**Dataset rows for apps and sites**

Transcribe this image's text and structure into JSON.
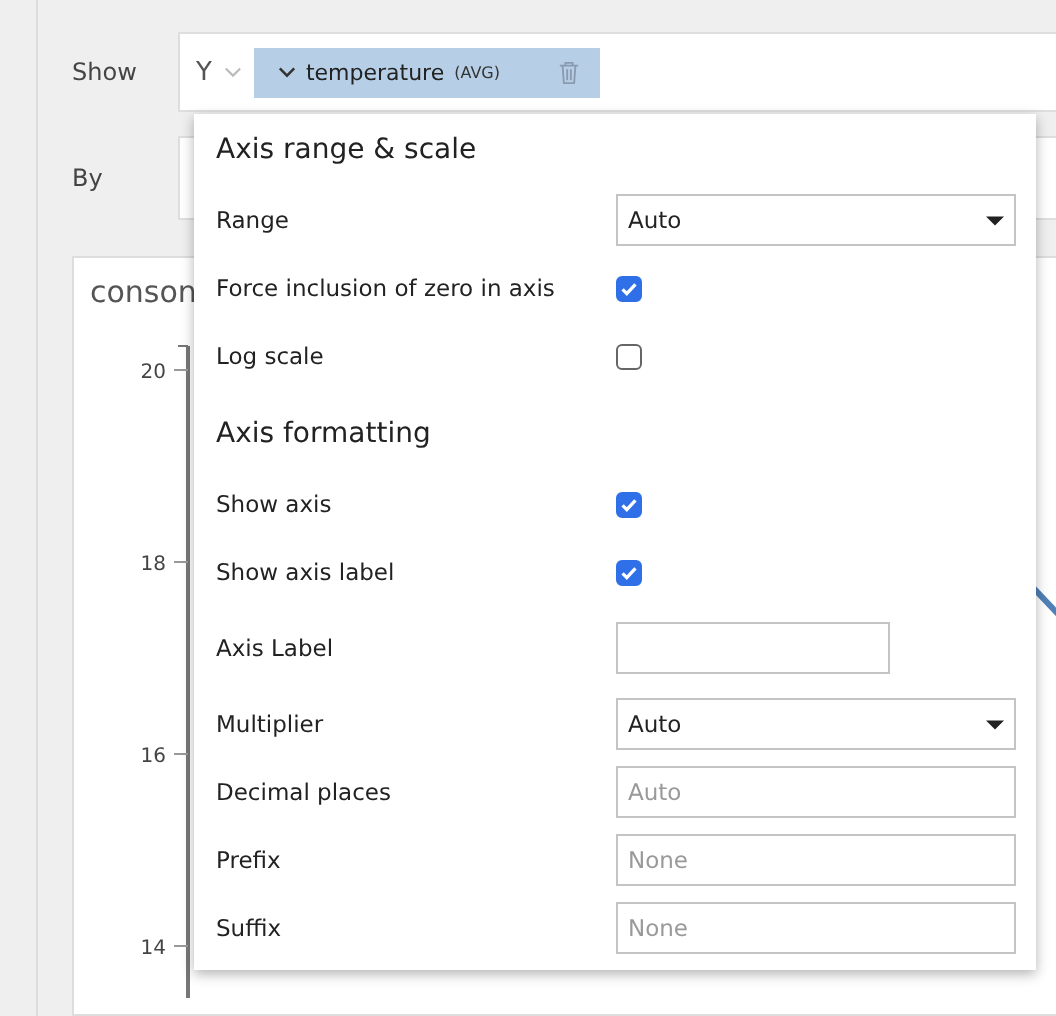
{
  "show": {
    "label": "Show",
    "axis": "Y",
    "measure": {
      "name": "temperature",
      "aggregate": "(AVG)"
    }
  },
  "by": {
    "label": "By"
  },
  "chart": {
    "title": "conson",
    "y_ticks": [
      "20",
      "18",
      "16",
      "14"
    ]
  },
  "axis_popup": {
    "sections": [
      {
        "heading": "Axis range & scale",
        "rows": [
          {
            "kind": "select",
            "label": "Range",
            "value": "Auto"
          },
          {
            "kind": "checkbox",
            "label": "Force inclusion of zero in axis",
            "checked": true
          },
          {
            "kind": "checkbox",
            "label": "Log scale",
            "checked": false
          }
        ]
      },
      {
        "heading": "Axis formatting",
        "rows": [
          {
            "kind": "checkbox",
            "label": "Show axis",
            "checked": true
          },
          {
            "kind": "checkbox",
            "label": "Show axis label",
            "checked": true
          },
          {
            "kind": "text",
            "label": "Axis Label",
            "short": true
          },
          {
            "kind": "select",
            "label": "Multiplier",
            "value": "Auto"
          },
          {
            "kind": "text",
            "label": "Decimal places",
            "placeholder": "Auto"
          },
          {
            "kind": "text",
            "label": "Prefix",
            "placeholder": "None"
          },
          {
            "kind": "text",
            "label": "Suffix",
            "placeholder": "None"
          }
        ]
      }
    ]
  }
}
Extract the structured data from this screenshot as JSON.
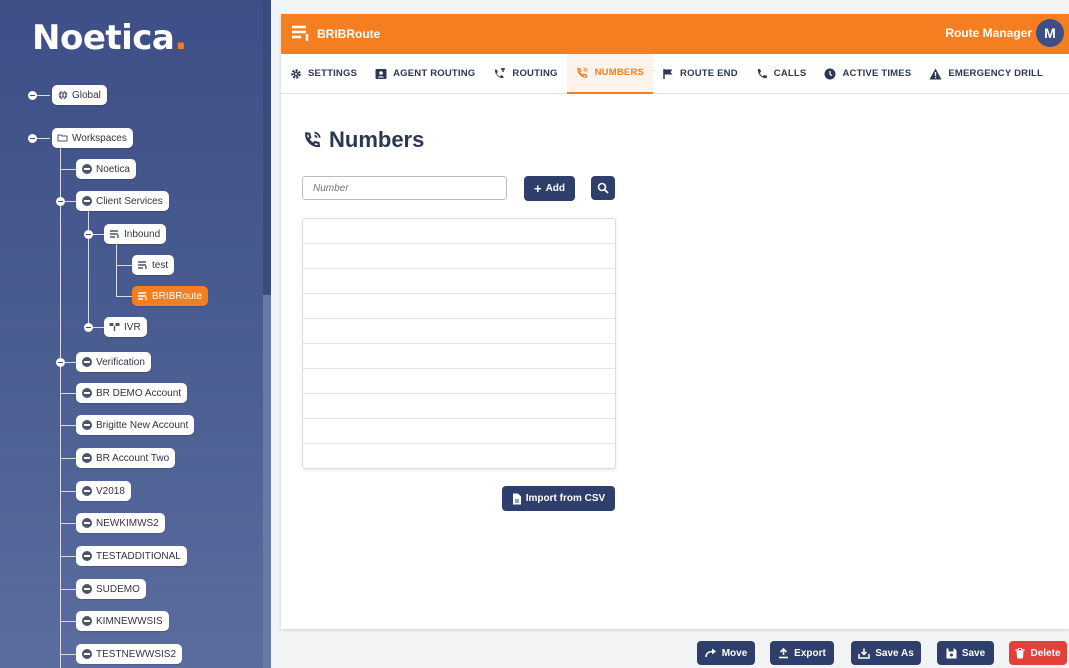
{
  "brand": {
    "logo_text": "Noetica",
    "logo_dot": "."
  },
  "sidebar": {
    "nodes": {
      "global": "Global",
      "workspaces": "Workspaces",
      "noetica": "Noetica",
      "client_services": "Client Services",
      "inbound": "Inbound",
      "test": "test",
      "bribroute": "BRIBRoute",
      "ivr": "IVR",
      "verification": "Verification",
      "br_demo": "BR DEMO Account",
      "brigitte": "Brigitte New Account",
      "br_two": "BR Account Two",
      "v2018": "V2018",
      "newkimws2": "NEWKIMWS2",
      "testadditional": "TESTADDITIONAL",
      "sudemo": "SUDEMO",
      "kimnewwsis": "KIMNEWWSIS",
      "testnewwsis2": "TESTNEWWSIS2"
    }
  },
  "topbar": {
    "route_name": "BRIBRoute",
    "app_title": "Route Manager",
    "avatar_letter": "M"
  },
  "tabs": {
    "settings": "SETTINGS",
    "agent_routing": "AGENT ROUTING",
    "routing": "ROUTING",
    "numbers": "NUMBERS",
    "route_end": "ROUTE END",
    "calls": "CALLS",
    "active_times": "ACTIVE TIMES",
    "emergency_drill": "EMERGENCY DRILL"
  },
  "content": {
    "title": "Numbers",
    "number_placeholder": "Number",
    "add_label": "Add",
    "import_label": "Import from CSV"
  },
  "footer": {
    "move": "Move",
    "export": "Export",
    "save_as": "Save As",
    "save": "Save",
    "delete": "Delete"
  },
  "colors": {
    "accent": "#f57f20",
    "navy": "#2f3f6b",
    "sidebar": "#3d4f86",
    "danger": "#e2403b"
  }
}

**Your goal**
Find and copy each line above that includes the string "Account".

**Reply to the task**
      "br_demo": "BR DEMO Account",
      "brigitte": "Brigitte New Account",
      "br_two": "BR Account Two",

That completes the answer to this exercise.